§ TASK GOAL:
Without changing anything, output the records below.

§ LISTED RECORDS:
---------------

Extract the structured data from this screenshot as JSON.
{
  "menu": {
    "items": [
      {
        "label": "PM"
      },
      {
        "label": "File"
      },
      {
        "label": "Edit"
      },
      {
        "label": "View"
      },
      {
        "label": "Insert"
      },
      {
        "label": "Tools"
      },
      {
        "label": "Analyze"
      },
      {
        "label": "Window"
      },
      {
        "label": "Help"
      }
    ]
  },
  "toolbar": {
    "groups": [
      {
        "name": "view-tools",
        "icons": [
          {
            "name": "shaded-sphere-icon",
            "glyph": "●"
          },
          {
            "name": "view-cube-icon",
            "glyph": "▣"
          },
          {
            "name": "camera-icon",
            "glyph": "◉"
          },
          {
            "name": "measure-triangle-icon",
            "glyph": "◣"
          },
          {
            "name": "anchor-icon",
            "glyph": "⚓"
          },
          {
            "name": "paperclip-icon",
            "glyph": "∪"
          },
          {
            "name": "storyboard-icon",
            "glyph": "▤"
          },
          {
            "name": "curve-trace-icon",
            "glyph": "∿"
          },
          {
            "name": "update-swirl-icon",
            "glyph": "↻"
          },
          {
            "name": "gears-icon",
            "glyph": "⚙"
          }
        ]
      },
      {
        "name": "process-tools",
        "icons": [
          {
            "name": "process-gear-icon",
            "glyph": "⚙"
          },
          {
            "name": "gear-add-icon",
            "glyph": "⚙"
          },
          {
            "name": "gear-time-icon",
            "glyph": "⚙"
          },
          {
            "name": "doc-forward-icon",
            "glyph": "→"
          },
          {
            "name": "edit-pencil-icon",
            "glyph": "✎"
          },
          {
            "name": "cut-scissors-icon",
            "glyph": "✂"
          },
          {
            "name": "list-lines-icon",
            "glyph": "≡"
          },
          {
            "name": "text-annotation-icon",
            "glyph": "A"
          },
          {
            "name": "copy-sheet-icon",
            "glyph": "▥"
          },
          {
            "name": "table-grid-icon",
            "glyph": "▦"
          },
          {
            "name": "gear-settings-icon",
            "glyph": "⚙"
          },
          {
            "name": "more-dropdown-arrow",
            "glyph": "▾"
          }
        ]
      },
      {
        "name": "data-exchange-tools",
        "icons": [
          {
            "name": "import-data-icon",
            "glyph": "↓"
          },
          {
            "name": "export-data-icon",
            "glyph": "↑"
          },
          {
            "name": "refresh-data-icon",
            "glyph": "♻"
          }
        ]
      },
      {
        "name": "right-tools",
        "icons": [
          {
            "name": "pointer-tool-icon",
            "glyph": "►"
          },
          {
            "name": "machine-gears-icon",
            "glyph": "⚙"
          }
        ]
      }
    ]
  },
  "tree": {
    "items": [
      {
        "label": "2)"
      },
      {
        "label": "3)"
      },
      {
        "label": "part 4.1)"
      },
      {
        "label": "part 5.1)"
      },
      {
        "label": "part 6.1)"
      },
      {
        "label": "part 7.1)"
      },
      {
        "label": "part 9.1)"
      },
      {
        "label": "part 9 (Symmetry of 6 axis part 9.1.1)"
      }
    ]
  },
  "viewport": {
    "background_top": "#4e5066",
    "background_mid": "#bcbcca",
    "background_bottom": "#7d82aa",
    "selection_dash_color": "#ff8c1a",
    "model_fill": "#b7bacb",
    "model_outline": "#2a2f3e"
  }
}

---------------

§ RESPONSE BOX:
Extract the structured data from this screenshot as JSON.
{
  "menu": {
    "items": [
      {
        "label": "PM"
      },
      {
        "label": "File"
      },
      {
        "label": "Edit"
      },
      {
        "label": "View"
      },
      {
        "label": "Insert"
      },
      {
        "label": "Tools"
      },
      {
        "label": "Analyze"
      },
      {
        "label": "Window"
      },
      {
        "label": "Help"
      }
    ]
  },
  "toolbar": {
    "groups": [
      {
        "name": "view-tools",
        "icons": [
          {
            "name": "shaded-sphere-icon",
            "glyph": "●"
          },
          {
            "name": "view-cube-icon",
            "glyph": "▣"
          },
          {
            "name": "camera-icon",
            "glyph": "◉"
          },
          {
            "name": "measure-triangle-icon",
            "glyph": "◣"
          },
          {
            "name": "anchor-icon",
            "glyph": "⚓"
          },
          {
            "name": "paperclip-icon",
            "glyph": "∪"
          },
          {
            "name": "storyboard-icon",
            "glyph": "▤"
          },
          {
            "name": "curve-trace-icon",
            "glyph": "∿"
          },
          {
            "name": "update-swirl-icon",
            "glyph": "↻"
          },
          {
            "name": "gears-icon",
            "glyph": "⚙"
          }
        ]
      },
      {
        "name": "process-tools",
        "icons": [
          {
            "name": "process-gear-icon",
            "glyph": "⚙"
          },
          {
            "name": "gear-add-icon",
            "glyph": "⚙"
          },
          {
            "name": "gear-time-icon",
            "glyph": "⚙"
          },
          {
            "name": "doc-forward-icon",
            "glyph": "→"
          },
          {
            "name": "edit-pencil-icon",
            "glyph": "✎"
          },
          {
            "name": "cut-scissors-icon",
            "glyph": "✂"
          },
          {
            "name": "list-lines-icon",
            "glyph": "≡"
          },
          {
            "name": "text-annotation-icon",
            "glyph": "A"
          },
          {
            "name": "copy-sheet-icon",
            "glyph": "▥"
          },
          {
            "name": "table-grid-icon",
            "glyph": "▦"
          },
          {
            "name": "gear-settings-icon",
            "glyph": "⚙"
          },
          {
            "name": "more-dropdown-arrow",
            "glyph": "▾"
          }
        ]
      },
      {
        "name": "data-exchange-tools",
        "icons": [
          {
            "name": "import-data-icon",
            "glyph": "↓"
          },
          {
            "name": "export-data-icon",
            "glyph": "↑"
          },
          {
            "name": "refresh-data-icon",
            "glyph": "♻"
          }
        ]
      },
      {
        "name": "right-tools",
        "icons": [
          {
            "name": "pointer-tool-icon",
            "glyph": "►"
          },
          {
            "name": "machine-gears-icon",
            "glyph": "⚙"
          }
        ]
      }
    ]
  },
  "tree": {
    "items": [
      {
        "label": "2)"
      },
      {
        "label": "3)"
      },
      {
        "label": "part 4.1)"
      },
      {
        "label": "part 5.1)"
      },
      {
        "label": "part 6.1)"
      },
      {
        "label": "part 7.1)"
      },
      {
        "label": "part 9.1)"
      },
      {
        "label": "part 9 (Symmetry of 6 axis part 9.1.1)"
      }
    ]
  },
  "viewport": {
    "background_top": "#4e5066",
    "background_mid": "#bcbcca",
    "background_bottom": "#7d82aa",
    "selection_dash_color": "#ff8c1a",
    "model_fill": "#b7bacb",
    "model_outline": "#2a2f3e"
  }
}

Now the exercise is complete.